WORK TASK:
In the data below, find each line containing the string "Native" and return it.

DATA LISTING:

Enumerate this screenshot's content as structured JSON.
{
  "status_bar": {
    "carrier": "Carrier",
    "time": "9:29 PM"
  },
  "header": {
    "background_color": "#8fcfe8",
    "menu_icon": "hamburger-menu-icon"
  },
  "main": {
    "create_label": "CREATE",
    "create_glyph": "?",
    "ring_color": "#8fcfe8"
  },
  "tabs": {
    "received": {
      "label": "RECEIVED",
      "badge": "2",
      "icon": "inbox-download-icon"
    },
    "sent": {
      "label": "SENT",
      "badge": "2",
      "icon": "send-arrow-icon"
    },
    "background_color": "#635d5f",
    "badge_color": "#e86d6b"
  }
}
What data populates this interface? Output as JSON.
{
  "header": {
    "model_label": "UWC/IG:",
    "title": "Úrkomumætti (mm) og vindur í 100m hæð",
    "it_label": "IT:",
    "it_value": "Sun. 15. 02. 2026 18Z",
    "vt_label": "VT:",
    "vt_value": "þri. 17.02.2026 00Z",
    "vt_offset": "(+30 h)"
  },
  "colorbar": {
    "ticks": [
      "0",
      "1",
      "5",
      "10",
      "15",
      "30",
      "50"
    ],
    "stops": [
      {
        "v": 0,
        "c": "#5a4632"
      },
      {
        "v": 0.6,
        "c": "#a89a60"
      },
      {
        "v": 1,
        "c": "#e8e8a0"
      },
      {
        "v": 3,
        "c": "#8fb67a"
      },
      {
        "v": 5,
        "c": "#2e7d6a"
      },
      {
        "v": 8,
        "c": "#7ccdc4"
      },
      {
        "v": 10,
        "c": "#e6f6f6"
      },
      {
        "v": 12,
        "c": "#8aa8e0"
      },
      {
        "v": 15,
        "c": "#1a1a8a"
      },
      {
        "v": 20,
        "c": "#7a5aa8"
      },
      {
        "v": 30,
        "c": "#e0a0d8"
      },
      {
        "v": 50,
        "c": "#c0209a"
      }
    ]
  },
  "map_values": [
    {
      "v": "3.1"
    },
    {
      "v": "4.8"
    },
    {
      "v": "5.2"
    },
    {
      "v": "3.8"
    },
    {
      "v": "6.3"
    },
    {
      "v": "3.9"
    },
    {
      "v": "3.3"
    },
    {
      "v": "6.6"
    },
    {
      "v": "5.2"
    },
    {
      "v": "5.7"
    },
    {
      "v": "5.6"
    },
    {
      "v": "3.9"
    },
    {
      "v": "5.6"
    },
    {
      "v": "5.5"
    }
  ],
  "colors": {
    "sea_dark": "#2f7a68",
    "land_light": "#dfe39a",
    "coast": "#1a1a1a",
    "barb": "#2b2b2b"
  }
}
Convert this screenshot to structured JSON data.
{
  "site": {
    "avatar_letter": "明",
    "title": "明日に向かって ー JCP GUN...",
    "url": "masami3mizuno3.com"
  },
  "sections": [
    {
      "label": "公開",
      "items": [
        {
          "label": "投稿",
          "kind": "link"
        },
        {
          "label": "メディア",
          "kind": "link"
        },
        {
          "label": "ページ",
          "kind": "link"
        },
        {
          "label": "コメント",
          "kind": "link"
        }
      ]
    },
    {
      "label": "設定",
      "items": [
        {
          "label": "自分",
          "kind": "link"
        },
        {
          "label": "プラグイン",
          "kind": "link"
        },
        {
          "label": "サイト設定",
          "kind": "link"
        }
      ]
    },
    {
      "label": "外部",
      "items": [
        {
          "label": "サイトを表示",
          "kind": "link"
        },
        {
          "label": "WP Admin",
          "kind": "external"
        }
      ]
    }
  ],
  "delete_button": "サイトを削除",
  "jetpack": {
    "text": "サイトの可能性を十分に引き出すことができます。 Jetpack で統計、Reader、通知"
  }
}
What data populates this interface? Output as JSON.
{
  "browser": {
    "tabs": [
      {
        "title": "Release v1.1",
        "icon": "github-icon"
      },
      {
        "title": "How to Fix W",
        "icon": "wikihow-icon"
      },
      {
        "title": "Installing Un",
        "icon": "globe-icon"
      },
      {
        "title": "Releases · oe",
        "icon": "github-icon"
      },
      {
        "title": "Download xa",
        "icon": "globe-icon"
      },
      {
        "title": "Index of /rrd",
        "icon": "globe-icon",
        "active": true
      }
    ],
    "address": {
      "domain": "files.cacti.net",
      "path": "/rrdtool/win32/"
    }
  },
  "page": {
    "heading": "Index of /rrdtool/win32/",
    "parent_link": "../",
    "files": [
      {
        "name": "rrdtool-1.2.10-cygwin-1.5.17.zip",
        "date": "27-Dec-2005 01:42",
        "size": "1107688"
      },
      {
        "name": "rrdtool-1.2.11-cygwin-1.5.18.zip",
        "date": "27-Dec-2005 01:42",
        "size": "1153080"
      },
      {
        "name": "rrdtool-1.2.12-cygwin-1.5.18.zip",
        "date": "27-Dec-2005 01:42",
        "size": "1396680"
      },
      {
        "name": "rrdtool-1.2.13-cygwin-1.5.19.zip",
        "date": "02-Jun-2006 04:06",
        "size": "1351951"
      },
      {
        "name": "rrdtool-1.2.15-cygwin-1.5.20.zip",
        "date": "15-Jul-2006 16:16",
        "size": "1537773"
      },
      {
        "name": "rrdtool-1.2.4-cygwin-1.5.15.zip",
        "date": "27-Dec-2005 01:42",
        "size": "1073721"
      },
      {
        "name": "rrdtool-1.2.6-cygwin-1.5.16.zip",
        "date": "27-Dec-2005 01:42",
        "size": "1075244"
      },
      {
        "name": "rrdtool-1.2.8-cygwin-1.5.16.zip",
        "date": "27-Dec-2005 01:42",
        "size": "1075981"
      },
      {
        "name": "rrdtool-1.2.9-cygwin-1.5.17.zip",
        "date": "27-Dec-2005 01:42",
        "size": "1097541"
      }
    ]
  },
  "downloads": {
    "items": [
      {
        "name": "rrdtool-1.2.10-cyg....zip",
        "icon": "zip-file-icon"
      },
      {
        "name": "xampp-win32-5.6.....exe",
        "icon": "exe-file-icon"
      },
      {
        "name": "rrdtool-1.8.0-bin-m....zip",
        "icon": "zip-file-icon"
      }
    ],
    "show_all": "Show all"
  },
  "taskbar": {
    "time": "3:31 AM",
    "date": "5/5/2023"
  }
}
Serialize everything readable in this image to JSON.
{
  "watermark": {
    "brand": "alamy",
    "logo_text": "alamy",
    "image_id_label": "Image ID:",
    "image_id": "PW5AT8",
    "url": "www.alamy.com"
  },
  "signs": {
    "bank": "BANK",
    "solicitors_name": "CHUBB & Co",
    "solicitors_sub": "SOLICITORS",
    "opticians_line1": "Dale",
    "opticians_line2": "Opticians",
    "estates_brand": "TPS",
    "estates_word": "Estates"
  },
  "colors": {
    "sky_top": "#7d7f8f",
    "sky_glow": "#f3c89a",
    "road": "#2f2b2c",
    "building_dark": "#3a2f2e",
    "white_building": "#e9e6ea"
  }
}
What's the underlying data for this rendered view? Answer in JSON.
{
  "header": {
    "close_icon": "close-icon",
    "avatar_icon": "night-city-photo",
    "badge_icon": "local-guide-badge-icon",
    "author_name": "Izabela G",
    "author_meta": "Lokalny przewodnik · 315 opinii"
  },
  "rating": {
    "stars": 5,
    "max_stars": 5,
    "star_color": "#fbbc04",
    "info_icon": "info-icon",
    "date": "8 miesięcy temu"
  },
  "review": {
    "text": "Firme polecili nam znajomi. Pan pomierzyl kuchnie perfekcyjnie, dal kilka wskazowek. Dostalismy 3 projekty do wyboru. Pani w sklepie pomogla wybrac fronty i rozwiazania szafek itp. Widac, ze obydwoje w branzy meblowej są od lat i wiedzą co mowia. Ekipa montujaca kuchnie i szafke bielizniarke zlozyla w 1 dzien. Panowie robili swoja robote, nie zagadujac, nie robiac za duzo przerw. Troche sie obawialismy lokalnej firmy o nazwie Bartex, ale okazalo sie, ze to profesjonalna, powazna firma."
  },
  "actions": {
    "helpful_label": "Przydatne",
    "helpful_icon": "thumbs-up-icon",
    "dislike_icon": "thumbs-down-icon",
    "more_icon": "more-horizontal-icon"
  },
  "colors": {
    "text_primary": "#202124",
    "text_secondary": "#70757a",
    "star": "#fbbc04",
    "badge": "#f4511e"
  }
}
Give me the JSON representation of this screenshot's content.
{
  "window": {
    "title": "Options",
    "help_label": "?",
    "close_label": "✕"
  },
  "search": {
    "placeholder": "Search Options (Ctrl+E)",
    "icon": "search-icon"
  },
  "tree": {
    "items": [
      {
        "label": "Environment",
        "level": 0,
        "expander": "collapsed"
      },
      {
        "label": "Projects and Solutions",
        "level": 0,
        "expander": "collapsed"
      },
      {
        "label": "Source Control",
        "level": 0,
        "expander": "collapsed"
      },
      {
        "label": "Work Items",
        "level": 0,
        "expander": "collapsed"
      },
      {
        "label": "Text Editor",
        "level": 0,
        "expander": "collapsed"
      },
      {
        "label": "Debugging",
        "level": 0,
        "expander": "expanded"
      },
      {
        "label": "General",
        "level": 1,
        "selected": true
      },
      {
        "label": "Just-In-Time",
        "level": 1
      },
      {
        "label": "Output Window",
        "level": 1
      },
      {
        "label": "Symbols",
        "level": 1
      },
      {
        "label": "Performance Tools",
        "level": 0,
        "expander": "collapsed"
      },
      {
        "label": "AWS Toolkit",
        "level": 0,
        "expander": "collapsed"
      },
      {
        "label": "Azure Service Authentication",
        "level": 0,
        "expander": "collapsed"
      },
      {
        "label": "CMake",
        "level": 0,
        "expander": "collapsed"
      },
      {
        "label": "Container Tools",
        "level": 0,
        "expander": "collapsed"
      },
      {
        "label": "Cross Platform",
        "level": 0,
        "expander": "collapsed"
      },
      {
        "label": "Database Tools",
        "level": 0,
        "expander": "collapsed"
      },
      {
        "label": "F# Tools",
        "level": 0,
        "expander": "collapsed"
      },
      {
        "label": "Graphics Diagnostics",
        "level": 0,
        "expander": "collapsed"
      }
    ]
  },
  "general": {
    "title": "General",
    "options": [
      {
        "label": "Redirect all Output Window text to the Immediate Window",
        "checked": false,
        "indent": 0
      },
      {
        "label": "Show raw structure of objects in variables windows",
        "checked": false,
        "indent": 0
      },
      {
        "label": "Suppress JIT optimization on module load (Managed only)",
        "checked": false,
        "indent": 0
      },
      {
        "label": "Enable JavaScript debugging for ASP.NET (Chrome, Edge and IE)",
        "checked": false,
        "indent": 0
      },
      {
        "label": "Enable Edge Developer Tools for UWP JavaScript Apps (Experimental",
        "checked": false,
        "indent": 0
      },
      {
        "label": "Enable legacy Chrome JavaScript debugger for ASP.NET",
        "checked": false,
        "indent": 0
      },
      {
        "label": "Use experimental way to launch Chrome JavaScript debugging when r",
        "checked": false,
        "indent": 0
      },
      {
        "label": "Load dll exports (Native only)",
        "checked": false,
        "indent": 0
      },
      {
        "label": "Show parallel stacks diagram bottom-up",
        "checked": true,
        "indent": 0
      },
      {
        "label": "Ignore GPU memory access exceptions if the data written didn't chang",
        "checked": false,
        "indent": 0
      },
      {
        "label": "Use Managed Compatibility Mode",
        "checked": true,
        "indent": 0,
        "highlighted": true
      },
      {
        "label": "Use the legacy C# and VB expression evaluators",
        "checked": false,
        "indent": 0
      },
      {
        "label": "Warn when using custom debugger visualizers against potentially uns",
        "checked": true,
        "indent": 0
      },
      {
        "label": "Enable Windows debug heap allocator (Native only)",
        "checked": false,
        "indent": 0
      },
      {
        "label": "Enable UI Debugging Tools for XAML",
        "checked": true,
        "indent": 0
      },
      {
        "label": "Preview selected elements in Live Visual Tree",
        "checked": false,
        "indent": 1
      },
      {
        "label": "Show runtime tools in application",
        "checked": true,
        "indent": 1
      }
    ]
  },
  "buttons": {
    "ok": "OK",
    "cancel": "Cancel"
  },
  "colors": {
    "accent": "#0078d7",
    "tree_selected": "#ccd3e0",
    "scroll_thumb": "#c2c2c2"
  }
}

WRITTEN RESPONSE:
        "label": "Load dll exports (Native only)",
        "label": "Enable Windows debug heap allocator (Native only)",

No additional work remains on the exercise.